Not all children are passionate about sports, of course, but parents in Singapore aren’t known for championing sports involvement either. Early last year, former nominated member of parliament Benedict Tan delivered a speech about Singapore’s sports culture, where he shared this observation:
In my clinic each day, I see lots of students from both our local and international schools, with their parents in tow. At some point during the consultation, the Singaporean parent will ask, ‘Dr Tan, can you write my son an MC [medical certificate] to excuse him from PE [physical education] and sports? At the same time, can you also ask the school to allow him to use the lift?’… Many doctors will tell you that these are common scenarios.
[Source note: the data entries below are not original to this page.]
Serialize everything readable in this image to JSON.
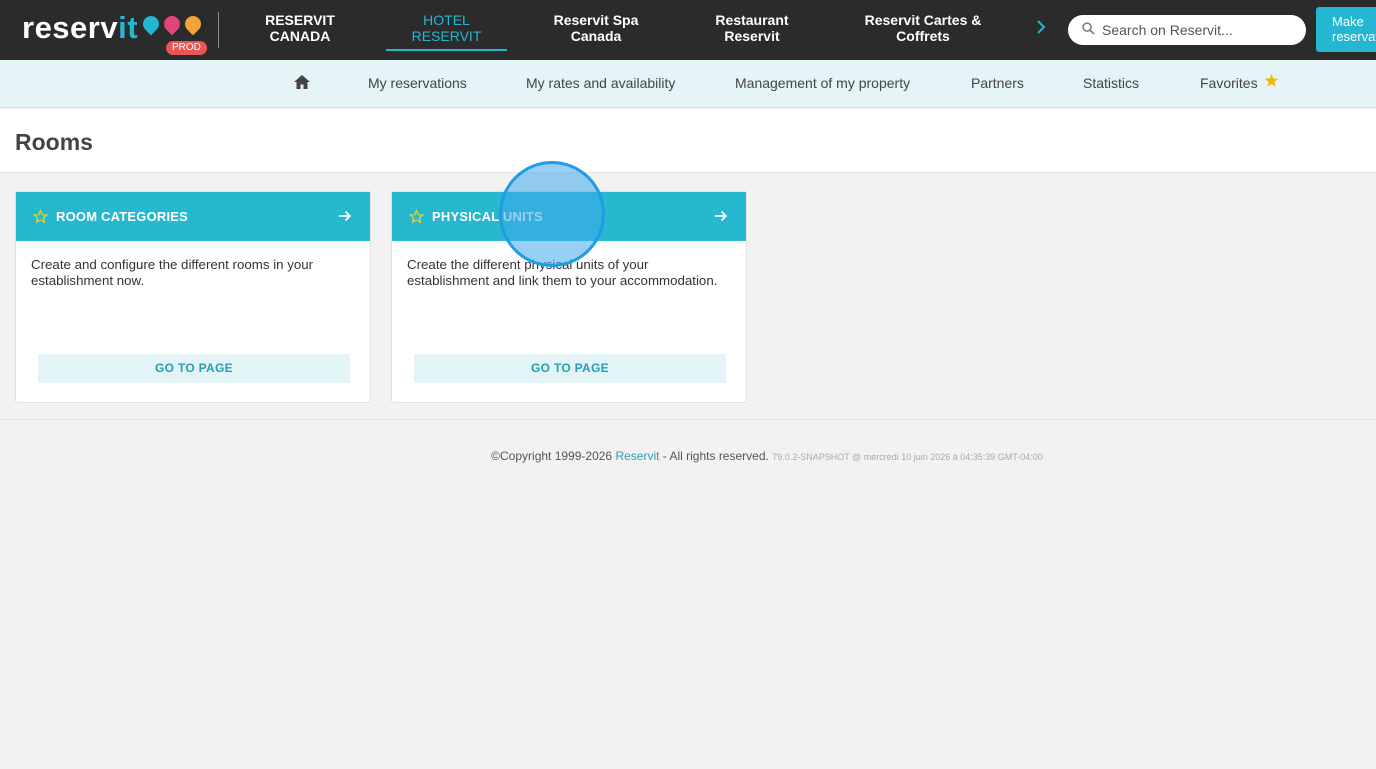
{
  "brand": {
    "logo_main": "reserv",
    "logo_accent": "it",
    "env_badge": "PROD"
  },
  "top_nav": {
    "items": [
      {
        "label_line1": "RESERVIT",
        "label_line2": "CANADA"
      },
      {
        "label_line1": "HOTEL",
        "label_line2": "RESERVIT"
      },
      {
        "label_line1": "Reservit Spa",
        "label_line2": "Canada"
      },
      {
        "label_line1": "Restaurant",
        "label_line2": "Reservit"
      },
      {
        "label_line1": "Reservit Cartes &",
        "label_line2": "Coffrets"
      }
    ],
    "active_index": 1,
    "more_icon": "chevron-right-icon",
    "search_placeholder": "Search on Reservit...",
    "make_button_line1": "Make",
    "make_button_line2": "reservation"
  },
  "sub_nav": {
    "home_icon": "home-icon",
    "items": [
      "My reservations",
      "My rates and availability",
      "Management of my property",
      "Partners",
      "Statistics",
      "Favorites"
    ],
    "favorites_icon": "star-icon"
  },
  "page": {
    "title": "Rooms"
  },
  "cards": [
    {
      "title": "ROOM CATEGORIES",
      "description": "Create and configure the different rooms in your establishment now.",
      "button": "GO TO PAGE"
    },
    {
      "title": "PHYSICAL UNITS",
      "description": "Create the different physical units of your establishment and link them to your accommodation.",
      "button": "GO TO PAGE"
    }
  ],
  "footer": {
    "copyright": "©Copyright 1999-2026",
    "brand": "Reservit",
    "rights": "- All rights reserved.",
    "version": "79.0.2-SNAPSHOT @ mercredi 10 juin 2026 à 04:35:39 GMT-04:00"
  },
  "colors": {
    "accent": "#25b6d2",
    "topbar": "#2b2b2b",
    "subnav": "#e4f4f7",
    "favorite_star": "#f5b70a"
  }
}
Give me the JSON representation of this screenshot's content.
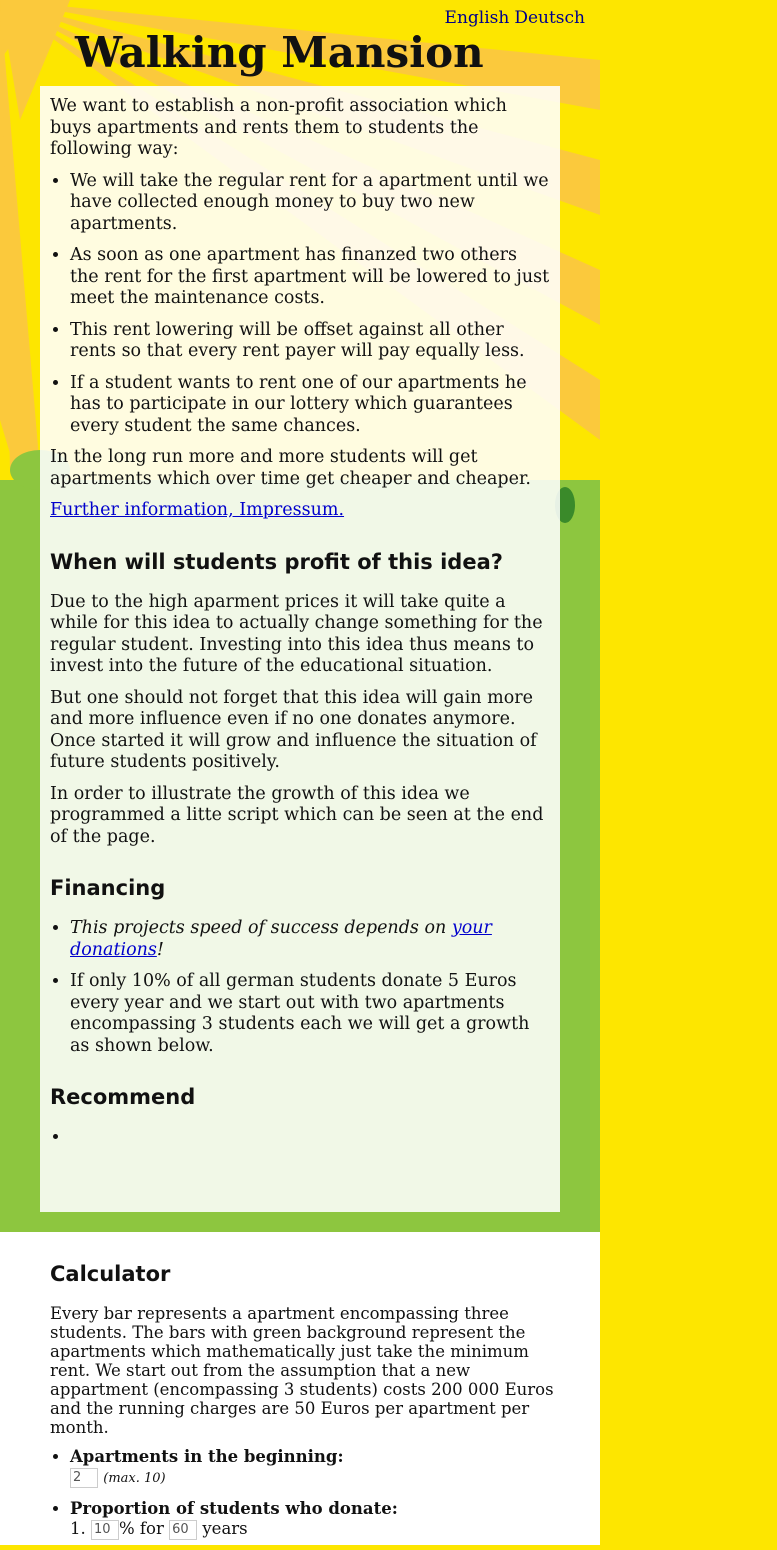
{
  "languages": [
    "English",
    "Deutsch"
  ],
  "title": "Walking Mansion",
  "intro": "We want to establish a non-profit association which buys apartments and rents them to students the following way:",
  "rules": [
    "We will take the regular rent for a apartment until we have collected enough money to buy two new apartments.",
    "As soon as one apartment has finanzed two others the rent for the first apartment will be lowered to just meet the maintenance costs.",
    "This rent lowering will be offset against all other rents so that every rent payer will pay equally less.",
    "If a student wants to rent one of our apartments he has to participate in our lottery which guarantees every student the same chances."
  ],
  "long_run": "In the long run more and more students will get apartments which over time get cheaper and cheaper.",
  "further_link": "Further information, Impressum.",
  "profit": {
    "heading": "When will students profit of this idea?",
    "paragraphs": [
      "Due to the high aparment prices it will take quite a while for this idea to actually change something for the regular student. Investing into this idea thus means to invest into the future of the educational situation.",
      "But one should not forget that this idea will gain more and more influence even if no one donates anymore. Once started it will grow and influence the situation of future students positively.",
      "In order to illustrate the growth of this idea we programmed a litte script which can be seen at the end of the page."
    ]
  },
  "financing": {
    "heading": "Financing",
    "item1_pre": "This projects speed of success depends on ",
    "item1_link": "your donations",
    "item1_post": "!",
    "item2": "If only 10% of all german students donate 5 Euros every year and we start out with two apartments encompassing 3 students each we will get a growth as shown below."
  },
  "recommend": {
    "heading": "Recommend"
  },
  "calculator": {
    "heading": "Calculator",
    "description": "Every bar represents a apartment encompassing three students. The bars with green background represent the apartments which mathematically just take the minimum rent. We start out from the assumption that a new appartment (encompassing 3 students) costs 200 000 Euros and the running charges are 50 Euros per apartment per month.",
    "apartments_label": "Apartments in the beginning:",
    "apartments_value": "2",
    "apartments_hint": "(max. 10)",
    "proportion_label": "Proportion of students who donate:",
    "row_number": "1.",
    "percent_value": "10",
    "percent_for": "% for",
    "years_value": "60",
    "years_label": "years"
  },
  "colors": {
    "sky": "#fde600",
    "grass": "#8dc63f",
    "ray": "#fbc93c"
  }
}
I see students from our international schools as well, such as the United World College and the Singapore American School. No, it’s not the MC that they are after. Rather, they want me to sort out their injuries so that they can continue and finish the baseball season and be fully fit before the swimming season begins! It is very common for students from the international schools to do multiple sports—with full support from their parents.
Local attitudes towards sports, said Tan, are symptomatic of Singapore’s pragmatic culture, where only the tangible—such as medals and grades—are deemed worthy of pursuit. But to think this way disregards the big picture view that sports can help build healthy attitudes and coping mechanisms that will serve children well throughout life, such as:
Recognising the value of commitment.
“The ability to commit to something is fundamental to success in every aspect of life, whether sports, school, career, or relationships,” writes sports psychologist Jim Taylor in his article on why kids should play sports. While he concedes that commitment plays an essential role in non-sporting activities as well, he is of the view that the level of commitment required for sports “seems to be higher because of the costs, the travel, and the amount of time spent on the field, court, course, or hill.”
“Over the years that followed my ‘discovery’ of running, my self-confidence grew, and feeding off the accomplishments I achieved in sports—setting new personal bests, winning a little local race, surviving the setbacks of injuries and marathons gone wrong—I discovered a capacity within myself that I never knew I had,” writes Mina Samuels in her book Run Like A Girl: How Strong Women Make Happy Lives. “I wasn’t just physically stronger than I expected, I thought of myself as a different person, as someone with more potential, broader horizons, bigger possibilities. I saw that I could push myself and take risks, not just in sports, but elsewhere, too.”
This article mentions Samuels’s book, as well as provides links to several studies that show a positive association between sports participation and self-esteem. However it also cautioned that sports is no panacea; the fact remains that some children experience exclusion during sports, and may benefit more from non-competitive physical activity instead.
This article on sport’s lessons in resilience, based on a report about Olympic gold medallists and how they cope under pressure, highlights the following—the ability to deal with setbacks, thought control, openness and optimism, and a focus on performance (not the medal)—as factors that help keep elite athletes in top form when it comes to mental and emotional strength. These are skills that can be gained from involvement in any competitive sport, even at the school or club level.
A sense of empowerment.
In a study measuring attitudes and feelings of teenagers participating in an intense two-week wrestling camp, Michigan State University researcher Andy Driska and his colleagues found that the brief experience at wrestling camp appeared to produce lasting effects in their study subjects. One participant reported trying to “get 1% better every day,” while another was said to be incorporating more routine into studying as a result of prioritisation and time management skills gained from the camp. A third study participant who sustained an injury after the camp told his mother, “If I can get through that [camp], I can get through anything.”
Lessons in defeat.
This essay by a sports mother drives home the point that the best life lessons from competitive sports are learned in defeat, such as “There is always someone better than you,” “Outcomes cannot be controlled, only processes and effort,” and perhaps the most important lesson of all, “Failing to win is not failing.”